  • Always wear safety goggles when handling chemicals in the lab.
  • Wash your hands thoroughly before leaving the lab.
  • Follow the teacher’s instructions for cleanup of materials and disposal of chemicals.
  • Keep all materials away from heat sources.

Procedure

  1. First use the beaker labeled “water”. Make sure the buret is filled to the top with water. If it is not, refill it from the liquid in the beaker label water.
  2. Inflate a balloon, and tie it off. Rub it through your hair or on your body to create friction. (Note: you may use a comb instead of a balloon).
  3. Place a beaker under the buret.
  4. Open the buret so that a constant stream of liquid flows into the beaker.
  5. Bring the balloon close to the fluid stream, but don’t touch it with the balloon. Record any observations in the data table below.
  6. Close the buret when you are done and refill the buret with the water from the beaker.
  7. Repeat steps 1-6 of the procedure with alcohol and then again with cyclohexane.

Data Table

Substance in Buret

Observations of Interaction with Balloon/Comb

Water

Alcohol

Cyclohexane

Questions

  1. Draw Lewis structures for water (H2O), ethyl alcohol (CH3CH2OH), and cyclohexane (C6H12)?
  2. Which of these structures has hydrogen bonding?
  3. Which of these structures has dipole-dipole interaction?
  4. Why did the cyclohexane and water behave differently? Explain your answer using at least 3 complete sentences.
  5. Why are the polar molecules attracted to the balloon, but the nonpolar molecules are not? Explain your answer using at least 3 complete sentences.

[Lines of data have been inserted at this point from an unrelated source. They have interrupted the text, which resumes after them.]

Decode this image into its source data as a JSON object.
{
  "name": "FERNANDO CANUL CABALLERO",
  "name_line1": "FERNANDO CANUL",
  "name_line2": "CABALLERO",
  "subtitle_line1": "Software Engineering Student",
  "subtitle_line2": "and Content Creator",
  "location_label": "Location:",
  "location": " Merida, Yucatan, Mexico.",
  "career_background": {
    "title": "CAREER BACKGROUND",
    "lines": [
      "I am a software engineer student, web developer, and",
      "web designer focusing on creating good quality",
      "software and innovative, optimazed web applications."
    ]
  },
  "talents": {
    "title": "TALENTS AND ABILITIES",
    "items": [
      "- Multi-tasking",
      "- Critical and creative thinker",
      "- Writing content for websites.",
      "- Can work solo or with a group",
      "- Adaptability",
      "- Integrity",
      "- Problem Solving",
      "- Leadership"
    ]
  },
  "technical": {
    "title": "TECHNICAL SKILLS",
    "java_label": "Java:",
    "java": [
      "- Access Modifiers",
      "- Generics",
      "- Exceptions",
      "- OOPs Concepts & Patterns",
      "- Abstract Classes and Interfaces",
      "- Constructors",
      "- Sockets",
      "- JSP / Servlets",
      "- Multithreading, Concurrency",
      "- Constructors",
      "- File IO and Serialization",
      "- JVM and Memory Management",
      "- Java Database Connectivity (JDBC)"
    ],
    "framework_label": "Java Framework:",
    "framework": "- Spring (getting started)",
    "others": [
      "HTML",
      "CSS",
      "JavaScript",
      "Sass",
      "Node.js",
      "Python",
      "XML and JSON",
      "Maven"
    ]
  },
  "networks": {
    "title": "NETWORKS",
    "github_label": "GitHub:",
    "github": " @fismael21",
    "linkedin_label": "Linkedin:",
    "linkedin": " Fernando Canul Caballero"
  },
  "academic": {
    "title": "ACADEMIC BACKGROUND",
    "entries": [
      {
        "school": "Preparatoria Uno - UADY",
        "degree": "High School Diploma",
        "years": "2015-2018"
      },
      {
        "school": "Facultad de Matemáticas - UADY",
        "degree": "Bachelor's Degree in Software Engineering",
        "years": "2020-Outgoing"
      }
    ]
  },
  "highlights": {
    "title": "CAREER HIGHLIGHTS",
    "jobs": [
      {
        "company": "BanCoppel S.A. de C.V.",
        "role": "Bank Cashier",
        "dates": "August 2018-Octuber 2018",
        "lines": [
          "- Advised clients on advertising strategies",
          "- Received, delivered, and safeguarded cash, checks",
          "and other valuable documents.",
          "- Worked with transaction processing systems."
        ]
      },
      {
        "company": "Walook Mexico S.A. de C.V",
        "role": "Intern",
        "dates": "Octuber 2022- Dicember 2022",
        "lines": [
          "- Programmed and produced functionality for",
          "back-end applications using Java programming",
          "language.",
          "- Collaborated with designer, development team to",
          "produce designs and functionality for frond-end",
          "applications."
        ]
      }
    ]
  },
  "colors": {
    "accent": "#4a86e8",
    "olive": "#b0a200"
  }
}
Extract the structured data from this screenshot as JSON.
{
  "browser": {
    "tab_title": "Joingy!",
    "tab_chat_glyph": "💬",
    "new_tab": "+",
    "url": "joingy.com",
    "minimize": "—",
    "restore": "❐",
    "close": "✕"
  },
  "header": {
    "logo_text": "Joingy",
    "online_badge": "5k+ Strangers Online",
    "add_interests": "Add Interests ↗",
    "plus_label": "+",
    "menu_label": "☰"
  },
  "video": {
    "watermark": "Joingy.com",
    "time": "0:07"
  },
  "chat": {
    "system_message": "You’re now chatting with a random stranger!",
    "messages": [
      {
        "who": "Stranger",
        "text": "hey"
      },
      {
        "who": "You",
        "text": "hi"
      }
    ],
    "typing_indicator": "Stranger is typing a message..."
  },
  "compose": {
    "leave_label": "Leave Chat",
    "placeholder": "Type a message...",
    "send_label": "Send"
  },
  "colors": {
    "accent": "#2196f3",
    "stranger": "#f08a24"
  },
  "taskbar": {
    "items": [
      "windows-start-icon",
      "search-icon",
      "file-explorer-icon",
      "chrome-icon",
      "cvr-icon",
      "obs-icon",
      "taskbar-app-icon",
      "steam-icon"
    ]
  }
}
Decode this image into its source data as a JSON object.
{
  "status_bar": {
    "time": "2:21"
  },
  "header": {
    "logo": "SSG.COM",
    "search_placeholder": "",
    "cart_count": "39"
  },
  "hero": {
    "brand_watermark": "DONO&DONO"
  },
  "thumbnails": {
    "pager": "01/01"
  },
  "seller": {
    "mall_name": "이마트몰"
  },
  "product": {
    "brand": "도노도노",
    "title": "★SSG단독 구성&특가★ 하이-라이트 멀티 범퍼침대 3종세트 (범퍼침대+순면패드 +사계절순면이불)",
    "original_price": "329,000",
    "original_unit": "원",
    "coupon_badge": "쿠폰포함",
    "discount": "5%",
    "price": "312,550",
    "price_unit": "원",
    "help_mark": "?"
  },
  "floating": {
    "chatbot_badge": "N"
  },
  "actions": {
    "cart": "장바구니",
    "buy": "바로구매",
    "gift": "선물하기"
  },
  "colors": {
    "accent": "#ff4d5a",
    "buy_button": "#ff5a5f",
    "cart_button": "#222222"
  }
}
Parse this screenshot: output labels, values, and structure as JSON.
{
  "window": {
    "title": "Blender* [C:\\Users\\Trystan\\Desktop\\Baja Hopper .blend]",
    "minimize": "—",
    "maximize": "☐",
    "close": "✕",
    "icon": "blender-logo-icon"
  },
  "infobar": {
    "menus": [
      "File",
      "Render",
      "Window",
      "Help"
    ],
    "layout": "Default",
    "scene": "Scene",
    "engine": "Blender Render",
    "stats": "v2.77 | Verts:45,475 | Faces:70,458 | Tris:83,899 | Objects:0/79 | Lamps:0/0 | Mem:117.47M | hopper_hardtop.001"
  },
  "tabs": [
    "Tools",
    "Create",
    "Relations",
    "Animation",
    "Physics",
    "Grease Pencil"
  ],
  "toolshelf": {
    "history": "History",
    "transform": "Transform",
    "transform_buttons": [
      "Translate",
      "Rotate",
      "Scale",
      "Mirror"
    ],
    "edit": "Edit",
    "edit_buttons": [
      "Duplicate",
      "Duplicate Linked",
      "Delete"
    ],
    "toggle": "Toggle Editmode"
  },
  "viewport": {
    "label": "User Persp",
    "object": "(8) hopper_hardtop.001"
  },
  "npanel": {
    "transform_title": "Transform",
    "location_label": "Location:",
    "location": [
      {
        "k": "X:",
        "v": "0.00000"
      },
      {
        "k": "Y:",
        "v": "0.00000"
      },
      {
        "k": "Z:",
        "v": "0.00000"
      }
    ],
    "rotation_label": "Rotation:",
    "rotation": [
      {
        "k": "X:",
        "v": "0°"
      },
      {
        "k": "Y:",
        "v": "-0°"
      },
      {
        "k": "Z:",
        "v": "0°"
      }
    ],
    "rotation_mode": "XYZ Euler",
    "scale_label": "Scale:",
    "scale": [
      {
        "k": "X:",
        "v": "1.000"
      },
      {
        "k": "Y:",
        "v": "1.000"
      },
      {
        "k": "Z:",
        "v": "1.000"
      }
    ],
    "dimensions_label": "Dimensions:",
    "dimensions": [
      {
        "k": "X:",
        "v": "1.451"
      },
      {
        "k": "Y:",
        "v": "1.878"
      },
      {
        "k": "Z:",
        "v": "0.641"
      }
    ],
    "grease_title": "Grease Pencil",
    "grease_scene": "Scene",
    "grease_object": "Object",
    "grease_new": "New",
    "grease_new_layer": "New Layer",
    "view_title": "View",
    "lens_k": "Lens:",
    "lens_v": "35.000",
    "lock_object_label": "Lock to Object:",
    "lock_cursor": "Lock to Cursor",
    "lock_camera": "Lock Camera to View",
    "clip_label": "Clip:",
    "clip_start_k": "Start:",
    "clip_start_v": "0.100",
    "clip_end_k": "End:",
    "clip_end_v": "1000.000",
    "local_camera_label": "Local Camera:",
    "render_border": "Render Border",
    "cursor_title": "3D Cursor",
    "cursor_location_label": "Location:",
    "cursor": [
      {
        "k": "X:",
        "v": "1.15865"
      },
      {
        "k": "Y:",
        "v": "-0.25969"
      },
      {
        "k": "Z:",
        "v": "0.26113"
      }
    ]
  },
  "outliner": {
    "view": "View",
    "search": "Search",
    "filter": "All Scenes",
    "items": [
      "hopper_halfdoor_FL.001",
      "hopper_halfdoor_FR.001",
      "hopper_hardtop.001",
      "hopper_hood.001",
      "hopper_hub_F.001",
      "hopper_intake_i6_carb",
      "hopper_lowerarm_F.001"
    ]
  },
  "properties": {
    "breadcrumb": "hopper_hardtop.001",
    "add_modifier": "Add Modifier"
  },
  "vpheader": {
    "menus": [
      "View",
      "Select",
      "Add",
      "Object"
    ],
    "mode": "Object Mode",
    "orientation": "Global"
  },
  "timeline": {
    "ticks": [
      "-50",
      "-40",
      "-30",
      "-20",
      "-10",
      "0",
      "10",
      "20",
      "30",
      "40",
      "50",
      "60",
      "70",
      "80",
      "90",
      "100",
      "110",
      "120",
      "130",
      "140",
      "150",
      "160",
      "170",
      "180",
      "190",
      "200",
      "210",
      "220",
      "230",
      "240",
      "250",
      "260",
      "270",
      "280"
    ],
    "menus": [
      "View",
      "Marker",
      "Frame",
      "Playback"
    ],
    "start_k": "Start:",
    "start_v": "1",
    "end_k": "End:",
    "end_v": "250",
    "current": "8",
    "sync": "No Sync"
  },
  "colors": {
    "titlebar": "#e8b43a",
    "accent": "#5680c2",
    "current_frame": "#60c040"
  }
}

Activity 2: The Penny Drop

Objective

To recognize that increased strength of intermolecular forces results in increased surface tension.

Materials

  • Pennies
  • Pipettes
  • Water
  • Rubbing Alcohol

Safety

  • Always wear safety goggles when handling chemicals in the lab.
  • Wash your hands thoroughly before leaving the lab.
  • Follow the teacher’s instructions for cleanup of materials and disposal of chemicals.
  • Keep all materials away from heat sources.

Procedure

  1. Place a penny on the table.
  2. Carefully add drops of water, one by one, to the top of the penny with the pipette. Count the drops as they are added. Your goal is to put as many drops on top of the penny without any water falling onto the table.
  3. Record the number of drops of water added to the penny before the water spilled onto the table.
  4. Observe the penny from the side during the process.
  5. Dry the penny.
  6. Each person in your group should repeat these steps. Record each person’s data.
  7. Next, carefully add drops of alcohol, one by one, to the top of the penny with the pipette. Count the drops as they are added. Your goal is to put as many drops on top of the penny without any alcohol falling onto the table.
  8. Record the number of drops of water added to the penny before the water spilled onto the table.
  9. Observe the penny from the side during the process.
  10. Dry the penny.
  11. Each person in your group should repeat these steps. Record each person’s data.

Data Table

Number of Water Drops Held

Number of Alcohol Drops Held

Trial 1

Trial 2

Trial 3

Trial 4

Average

Questions

  1. Which liquid had the higher average number of drops?
  2. Draw a Lewis Structure for water and the alcohol:
  3. What is the shape of a water molecule?
  4. What intermolecular forces are present in water?
  5. What intermolecular forces are present in alcohol?
  6. Which liquid, water or alcohol, has STRONGER intermolecular forces? Explain using at least 2 complete sentences.
  7. Why do you think that liquid was able to stay on top of the penny better?
  8. Justify your answer in terms of intermolecular forces. Use at least 2 complete sentences.
  9. Suppose you were to try this experiment with acetone (CH3COCH3), a liquid that does not have any hydrogen bonding. How would you expect the result to be in comparison to the water and alcohol? Explain your answer using at least 2 complete sentences.

Extension

Find a natural phenomenon that occurs dealing with surface tension.Some ideas are water beading on a car after being waxed, water striders walking across a pond, and describe it below.